What to produce |
Collect every line below that contains the word "Sales".

*** Input data ***

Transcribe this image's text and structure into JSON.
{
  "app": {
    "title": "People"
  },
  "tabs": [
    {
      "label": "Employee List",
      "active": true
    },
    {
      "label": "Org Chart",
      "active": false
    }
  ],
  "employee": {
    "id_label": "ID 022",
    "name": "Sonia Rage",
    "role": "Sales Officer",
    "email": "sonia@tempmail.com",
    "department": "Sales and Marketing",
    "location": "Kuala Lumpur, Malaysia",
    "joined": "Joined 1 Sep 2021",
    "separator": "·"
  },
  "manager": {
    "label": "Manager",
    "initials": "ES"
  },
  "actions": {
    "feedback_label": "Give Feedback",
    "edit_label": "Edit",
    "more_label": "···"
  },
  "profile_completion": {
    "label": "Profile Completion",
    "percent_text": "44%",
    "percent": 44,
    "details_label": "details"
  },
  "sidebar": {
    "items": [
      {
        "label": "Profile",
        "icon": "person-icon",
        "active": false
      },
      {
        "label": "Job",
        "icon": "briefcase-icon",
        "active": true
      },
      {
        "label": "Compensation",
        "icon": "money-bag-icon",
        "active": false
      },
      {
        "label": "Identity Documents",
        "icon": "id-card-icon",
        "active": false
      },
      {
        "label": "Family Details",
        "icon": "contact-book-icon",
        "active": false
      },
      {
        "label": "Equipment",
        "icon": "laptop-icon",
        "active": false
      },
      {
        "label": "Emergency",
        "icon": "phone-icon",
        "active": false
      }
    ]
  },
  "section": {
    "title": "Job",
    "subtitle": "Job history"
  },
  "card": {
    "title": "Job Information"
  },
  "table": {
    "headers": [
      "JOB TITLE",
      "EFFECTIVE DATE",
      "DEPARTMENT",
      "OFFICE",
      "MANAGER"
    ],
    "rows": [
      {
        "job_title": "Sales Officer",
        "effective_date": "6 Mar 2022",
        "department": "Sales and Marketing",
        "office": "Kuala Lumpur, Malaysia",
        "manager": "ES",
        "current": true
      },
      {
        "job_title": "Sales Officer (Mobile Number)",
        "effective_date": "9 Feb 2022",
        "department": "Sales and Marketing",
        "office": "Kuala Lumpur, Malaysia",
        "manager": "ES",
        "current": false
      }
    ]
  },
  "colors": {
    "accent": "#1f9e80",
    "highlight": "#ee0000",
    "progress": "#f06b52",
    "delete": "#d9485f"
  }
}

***

Answer to the exercise |
    "role": "Sales Officer",
    "department": "Sales and Marketing",
        "job_title": "Sales Officer",
        "department": "Sales and Marketing",
        "job_title": "Sales Officer (Mobile Number)",
        "department": "Sales and Marketing",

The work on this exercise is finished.